In my own home, I am watching as my baby grandson is learning to crawl. Peter is young to be approaching this milestone, but that is certainly not stopping him from trying. His tireless efforts have yet to propel him much of anywhere. Again, if Peter took after his Nana, he would just be lying on his quilt, assuming that magically one day movement would happen. But he persists, with no frustrated tears—even when he ends up flat on his face, again. One day, quite soon, his efforts will pay off, and we will have another small man in motion around the house.

 So what can I learn from a favorite composer and my darling grandbaby? Never give up! My little essays may be rejected for a while, but maybe not forever. The only true failure is not persevering.

It’s Sunday afternoon, and I am looking at several of my recent pieces which are languishing on my Mac. I think I’m going to send my literary babies out, today, and just see what happens. They may be rejected outright, but I can’t worry about that. There are so many publications out there, after all. May I keep trying, and have faith that my audience is somewhere out there too.

Monday, February 6, 2017

One Step Ahead

The Tuesday morning Bible study group at church has for years been ably led by Pastor Hy, an amazing 91 year old who has finally decided to slow down a bit. Hy is beloved by the small, close-knit group of ladies who attend the Bible study every week. Everyone was sad when she gave up leadership of our little band of students; everyone wondered what (who) would come next. 
Hy back in the day, one of the first women ordained in the Lutheran church!
When no one stepped forward, I raised my hand, which is something I've done all my life. Jesus says something about cutting off offending hands in his Sermon on the Mount. He meant it symbolically of course, but I always think of my treacherous hand, ever raised skyward, offering to do what I emphatically do NOT want to do.  And why do I always put myself in these positions? 

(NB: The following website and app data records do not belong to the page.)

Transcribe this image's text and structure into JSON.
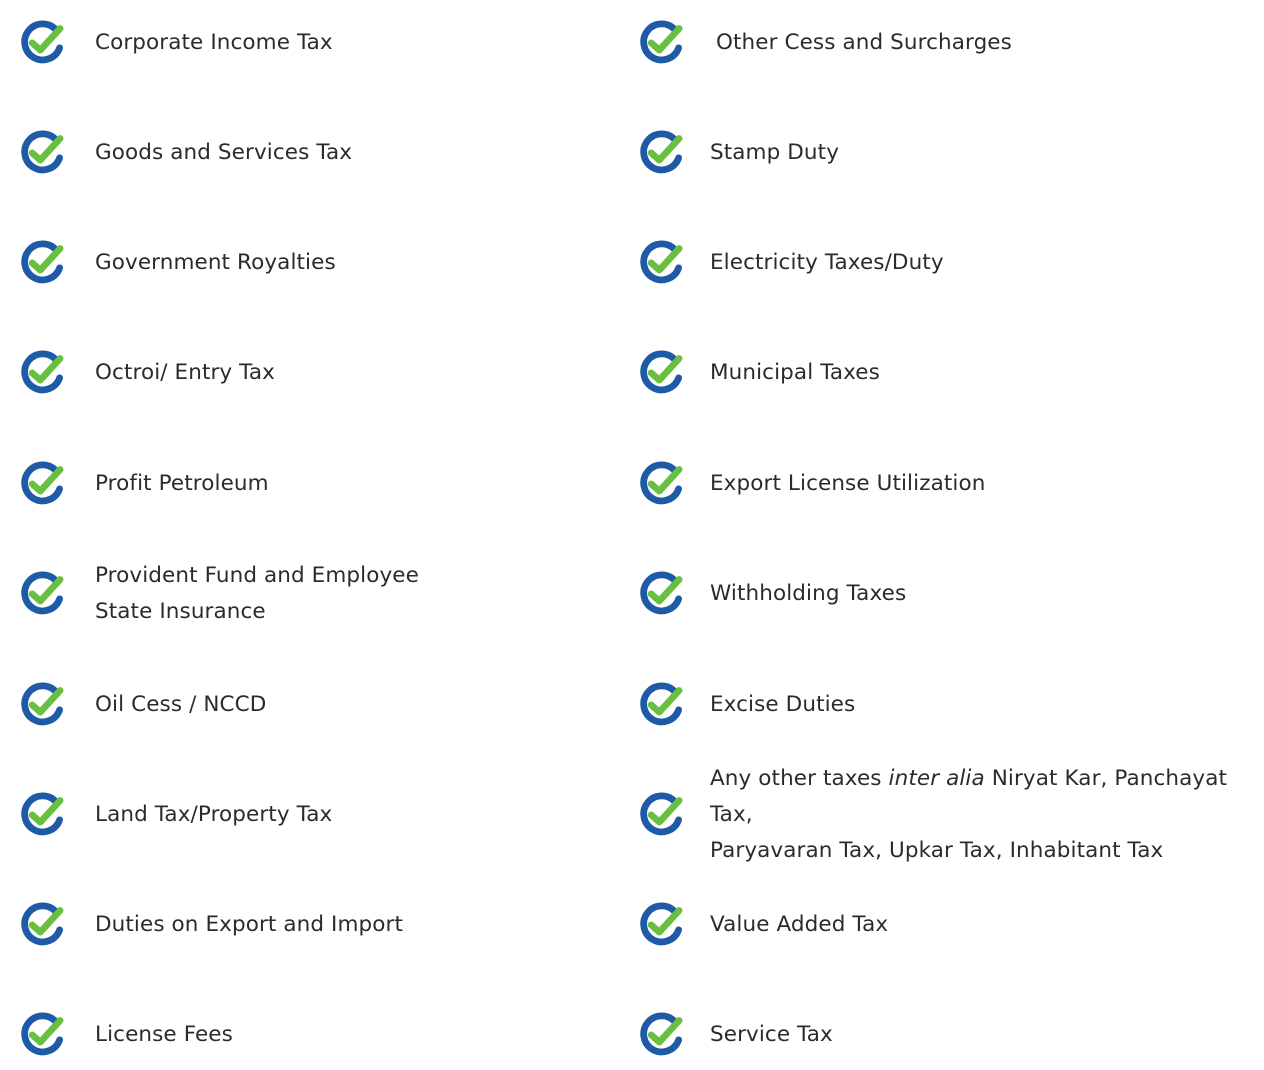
{
  "icon": "check-circle-icon",
  "colors": {
    "ring": "#1f5aa6",
    "check": "#69bf3f",
    "text": "#2b2b2b"
  },
  "left_items": [
    {
      "label": "Corporate Income Tax"
    },
    {
      "label": "Goods and Services Tax"
    },
    {
      "label": "Government Royalties"
    },
    {
      "label": "Octroi/ Entry Tax"
    },
    {
      "label": "Profit Petroleum"
    },
    {
      "line1": "Provident Fund and Employee",
      "line2": "State Insurance"
    },
    {
      "label": "Oil Cess / NCCD"
    },
    {
      "label": "Land Tax/Property Tax"
    },
    {
      "label": "Duties on Export and Import"
    },
    {
      "label": "License Fees"
    }
  ],
  "right_items": [
    {
      "label": "Other Cess and Surcharges"
    },
    {
      "label": "Stamp Duty"
    },
    {
      "label": "Electricity Taxes/Duty"
    },
    {
      "label": "Municipal Taxes"
    },
    {
      "label": "Export License Utilization"
    },
    {
      "label": "Withholding Taxes"
    },
    {
      "label": "Excise Duties"
    },
    {
      "prefix": "Any other taxes ",
      "emphasis": "inter alia",
      "suffix": " Niryat Kar, Panchayat Tax,",
      "line2": "Paryavaran Tax, Upkar Tax, Inhabitant Tax"
    },
    {
      "label": "Value Added Tax"
    },
    {
      "label": "Service Tax"
    }
  ]
}
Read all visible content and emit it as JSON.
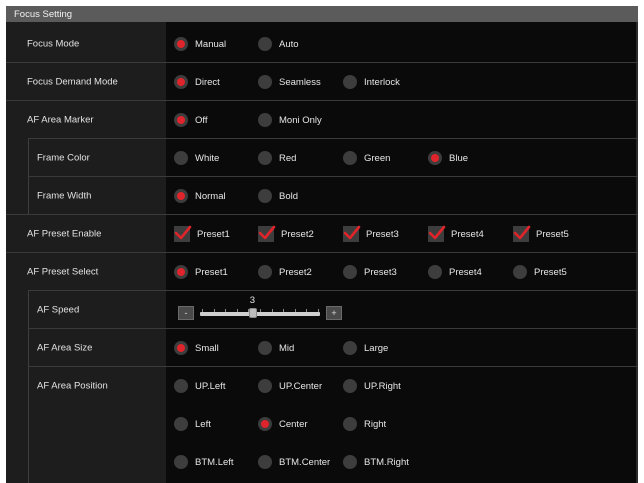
{
  "section": {
    "title": "Focus Setting"
  },
  "rows": {
    "focus_mode": {
      "label": "Focus Mode",
      "options": [
        "Manual",
        "Auto"
      ],
      "selected": "Manual"
    },
    "focus_demand_mode": {
      "label": "Focus Demand Mode",
      "options": [
        "Direct",
        "Seamless",
        "Interlock"
      ],
      "selected": "Direct"
    },
    "af_area_marker": {
      "label": "AF Area Marker",
      "options": [
        "Off",
        "Moni Only"
      ],
      "selected": "Off"
    },
    "frame_color": {
      "label": "Frame Color",
      "options": [
        "White",
        "Red",
        "Green",
        "Blue"
      ],
      "selected": "Blue"
    },
    "frame_width": {
      "label": "Frame Width",
      "options": [
        "Normal",
        "Bold"
      ],
      "selected": "Normal"
    },
    "af_preset_enable": {
      "label": "AF Preset Enable",
      "options": [
        "Preset1",
        "Preset2",
        "Preset3",
        "Preset4",
        "Preset5"
      ],
      "checked": [
        true,
        true,
        true,
        true,
        true
      ]
    },
    "af_preset_select": {
      "label": "AF Preset Select",
      "options": [
        "Preset1",
        "Preset2",
        "Preset3",
        "Preset4",
        "Preset5"
      ],
      "selected": "Preset1"
    },
    "af_speed": {
      "label": "AF Speed",
      "value": "3",
      "decrement_label": "-",
      "increment_label": "+",
      "level_fraction": 0.3
    },
    "af_area_size": {
      "label": "AF Area Size",
      "options": [
        "Small",
        "Mid",
        "Large"
      ],
      "selected": "Small"
    },
    "af_area_position": {
      "label": "AF Area Position",
      "options": [
        [
          "UP.Left",
          "UP.Center",
          "UP.Right"
        ],
        [
          "Left",
          "Center",
          "Right"
        ],
        [
          "BTM.Left",
          "BTM.Center",
          "BTM.Right"
        ]
      ],
      "selected": "Center"
    }
  },
  "colors": {
    "accent": "#e0242b",
    "panel_bg": "#0a0a0a",
    "label_bg": "#1d1d1d",
    "header_bg": "#5b5b5b",
    "control_bg": "#3d3d3d"
  }
}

I think it's because I feel so badly for the asker. I put myself in his or her shoes, desperate for someone (anyone) to help, resigned to being stuck heading up the bake sale committee forever. Years ago, I worked up the courage to face the Christ's Lutheran Young Mother's Circle and resign my leadership role after a multi-year run. I made my case for departure, then waited for a positive response from somebody (anybody). I finally burst into tears and STILL no one said they would take over. The group actually disbanded at that point rather than come up with another Head Circle Honcho.

At any rate, I am now running the Bible study show. We are looking at the Gospel of Matthew, and as we do I am reminded that I was born Catholic, and Catholics NEVER read the Bible. Our only copy of Sacred Scripture at home was Mom and Dad's wedding Bible, in which my sisters and I colored with crayons. Leave it to Father So-and-So to interpret for me, I figured. After all, he was making the big bucks!

My learning curve has been as steep as Mt. Everest. I teach Confirmation. I lead the first grade Bible workshop. In recent years I have been writing devotions, skits and plays for various religious publishers, all grounded in the Word of the Lord. With every assignment, I discover something new. Catholics are taught that Jesus was an only child, but apparently he had siblings! I kinda figured Noah’s Ark and the Garden of Eden were not literally true, but it’s been a revelation (get it?) to read Bible scholars and get some historical background, when these stories may have been first told, and what they were meant to convey. 


 While I don’t reach for it when I am seeking some light reading before bed, my Bible is looking a little tattered these days, a sign that it is in frequent use. And while I have NO desire to become a minister, I intend to keep plugging along, learning more and more about my faith—even if I am destined to stay just one step ahead of my students.